24 Hour Handlebar Hockey Game brings Fort McMurray together

Auteur : Movember
My name is Clinton Bretecher. I'm originally from Winnipeg, Manitoba, but I've called Fort McMurray, Alberta, my home for over 10 years now.

I'm not sure exactly how the concept of the 24 Hour Handlebar Hockey Game came to be. I knew that I wanted my Move to be something that I was passionate about, something the community of Fort McMurray could rally around and something that would be physically, mentally and emotionally challenging. Something that would give people a sense of purpose and accomplishment once it was over.

The game is being played in Fort McMurray, Alberta, on Friday, November 17th, 2017, with puck drop set for 7:30 pm at the Casman Centre, home of the AJHL (Alberta Junior Hockey League) Fort McMurray Oil Barons. The game runs for a full 24 hours and is going to consist of 68 skater, 100 local minor hockey players and many volunteers to make it an awesome, awareness raising, event for everyone involved. 

My Mo(tivation)
Fort McMurray is in the heart of the Alberta Oil Sands with our economy heavily relying on construction and the oil and gas industry.  We also have an incredibly high male population on a per capita basis due to the Alberta Oil Sands.  A few weeks ago my mother came for a visit and when I picked her up at the airport she said, “I forgot how many men live in Fort McMurray.  I was one of two women on the plane and it was full.” Over the past few years, depressed oil prices have led to lower income and reduced wages across the board, to Alberta’s highest unemployment rate in decades, it has drastically lowered housing prices and increased foreclosure rates. This has given rise to substance abuse and suicide rates. Just when we thought it couldn’t get worse, it did.

On May 3rd, 2016, all 88,000 residents in Fort McMurray were in a state of emergency and ordered to evacuate due to a raging wildfire named The Beast.  It destroyed over 2,500 homes and changed my perspective on life. At the time, my daughter Chloe was 10 weeks old and we had to take her to a pediatrician in Calgary for her 3 month immunization shots. It was at that appointment and through a series of follow up appointments with specialists at the Calgary Children’s Hospital that we found out Chloe was born blind. She has a rare disease known as Optic Nerve Hypoplasia (ONH) where she was born with smaller diameter and fewer optic nerves than normal. The stress of enduring the evacuation, being away from our home and receiving this news bent our family but it didn’t break us. If anything, once we were able to talk through everything and understand what ONH was, our family became that much stronger. We knew that we could, and would, get through anything together. Not everyone has been as fortunate as my family and I after the wildfire and through the tough economic times. Many people are struggling mentally, emotionally and financially. Men are struggling mentally, emotionally and financially. In organizing the 24 Hour Handlebar Hockey game I am simply hoping that it starts discussions about how men and young boys handle their struggles and talk about how they deal with problems in a healthy manner.
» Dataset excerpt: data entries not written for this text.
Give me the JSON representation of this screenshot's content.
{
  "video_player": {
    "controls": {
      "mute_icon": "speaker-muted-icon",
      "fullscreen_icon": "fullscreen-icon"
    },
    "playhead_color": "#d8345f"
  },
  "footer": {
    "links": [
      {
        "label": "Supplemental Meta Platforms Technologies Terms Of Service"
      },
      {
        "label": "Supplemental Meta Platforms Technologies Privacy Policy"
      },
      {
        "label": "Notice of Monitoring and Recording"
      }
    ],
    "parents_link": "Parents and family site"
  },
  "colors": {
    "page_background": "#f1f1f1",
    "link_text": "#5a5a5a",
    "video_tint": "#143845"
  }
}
One of the aspects of the event that I am very excited about is Alberta Health Services, the Canadian Mental Health Association and SomeOtherSolutions (SOS – a local, suicide prevention organization) have all agreed to have representatives and resources at the event to share with players, volunteers and spectators. People will be there to support tour cause but at the same time might be swayed into seeking help if they know what types of resources that are out there. We are also working with the Fort McMurray Minor Hockey and will have 6 minor hockey teams with over 100 minor hockey players playing exhibition games so we can share our message with young men and boys, kind of a “grassroots” initiative that I know is very close to the Movember Foundation. 

Personally, I have had some events happen in my life that has had a heavy impact on me. I lost my father, who was my absolute best friend, when I was 15 years old. I went through years of depression, anger and anxiety when I lost him and it took years of working with a therapist to help me make sense of my loss and learn how to manage personal problems and challenges in a healthy and productive manner. While this is the first time I have even gotten involved with Movember it has been a part of who I am and how I live my life for a long time. That being said, as much as I personally connect with Movember I am genuinely doing this for the people of Fort McMurray and for the men, young boys and families that are impacted by issues around men’s health.